» **WORK REQUIRED**: Return a copy of each line in the listing that includes the word "value".

Segment Start: RECORDS PROVIDED

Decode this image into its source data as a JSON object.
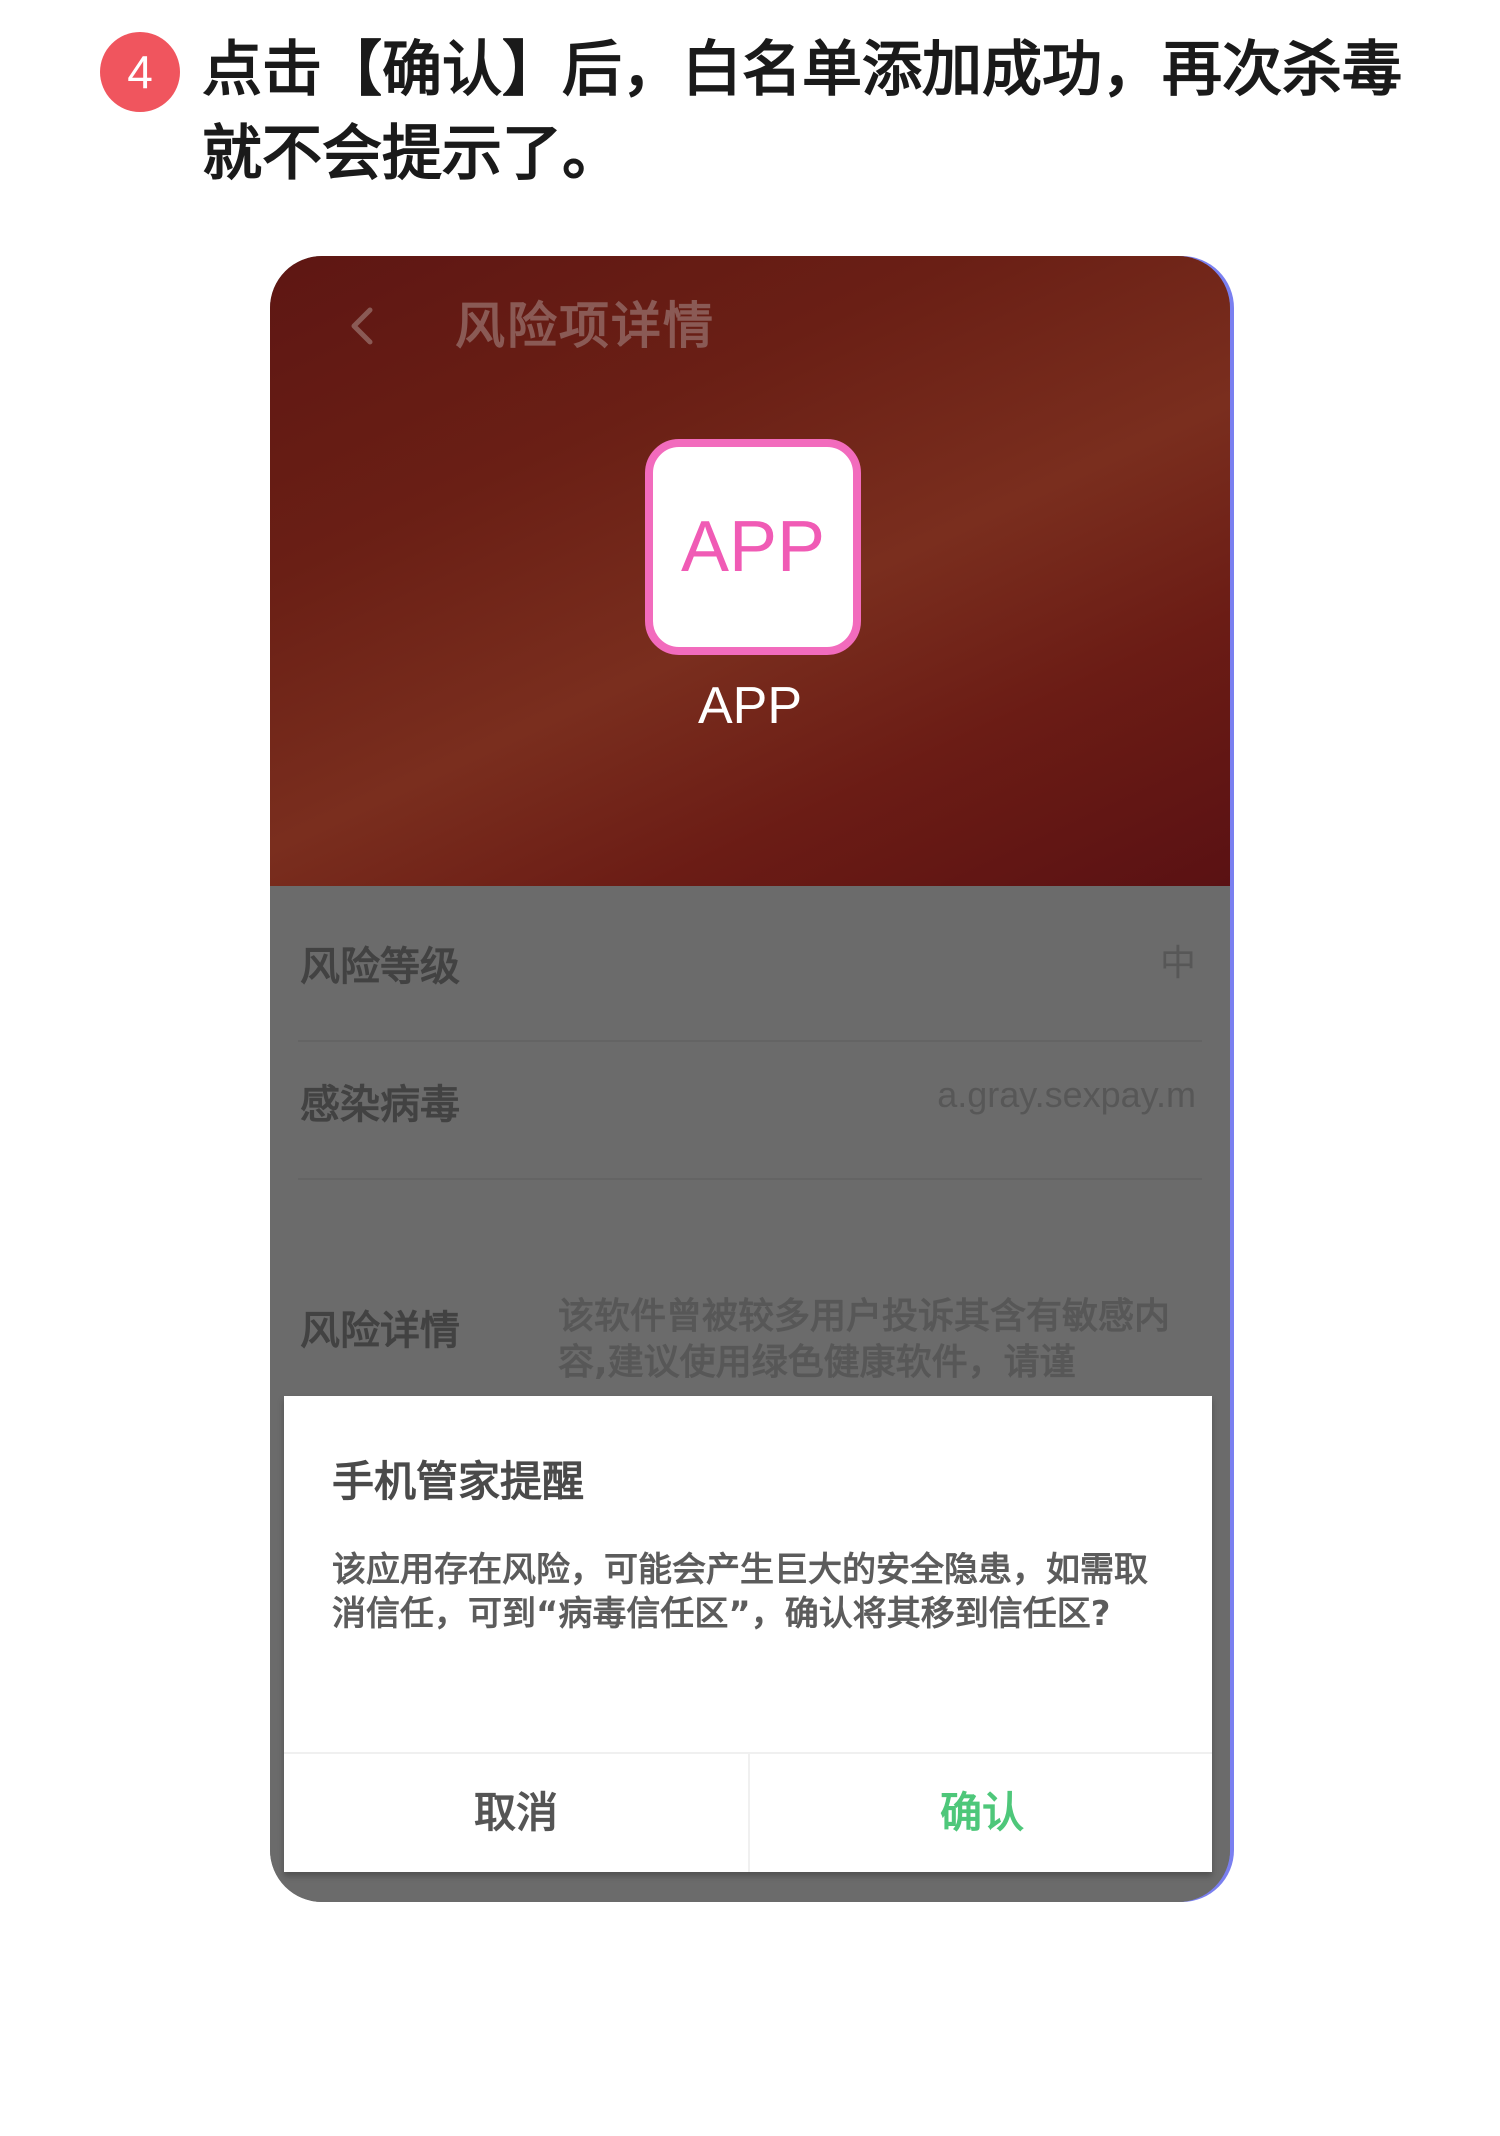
{
  "step": {
    "number": "4",
    "instruction": "点击【确认】后，白名单添加成功，再次杀毒就不会提示了。"
  },
  "screen": {
    "header": {
      "back_icon": "chevron-left-icon",
      "title": "风险项详情"
    },
    "app": {
      "icon_text": "APP",
      "name": "APP"
    },
    "details": [
      {
        "label": "风险等级",
        "value": "中"
      },
      {
        "label": "感染病毒",
        "value": "a.gray.sexpay.m"
      },
      {
        "label": "风险详情",
        "value": "该软件曾被较多用户投诉其含有敏感内容,建议使用绿色健康软件，请谨"
      }
    ],
    "dialog": {
      "title": "手机管家提醒",
      "message": "该应用存在风险，可能会产生巨大的安全隐患，如需取消信任，可到“病毒信任区”，确认将其移到信任区?",
      "cancel_label": "取消",
      "confirm_label": "确认"
    }
  },
  "colors": {
    "badge": "#f0555e",
    "app_icon_border": "#f26bbd",
    "confirm": "#4ec77a"
  }
}
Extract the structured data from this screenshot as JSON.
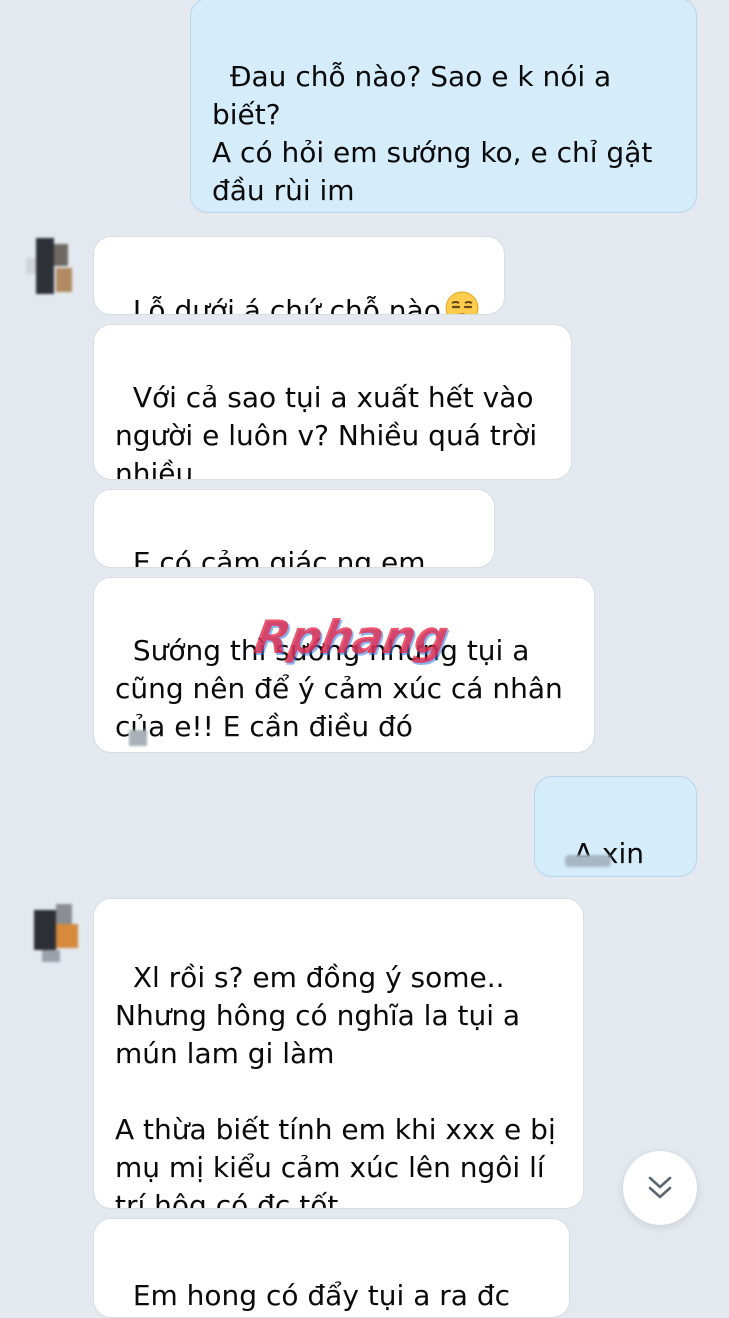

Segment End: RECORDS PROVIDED

» **EXPECTED ANSWER**:
        "value": "中"
        "value": "a.gray.sexpay.m"
        "value": "该软件曾被较多用户投诉其含有敏感内容,建议使用绿色健康软件，请谨"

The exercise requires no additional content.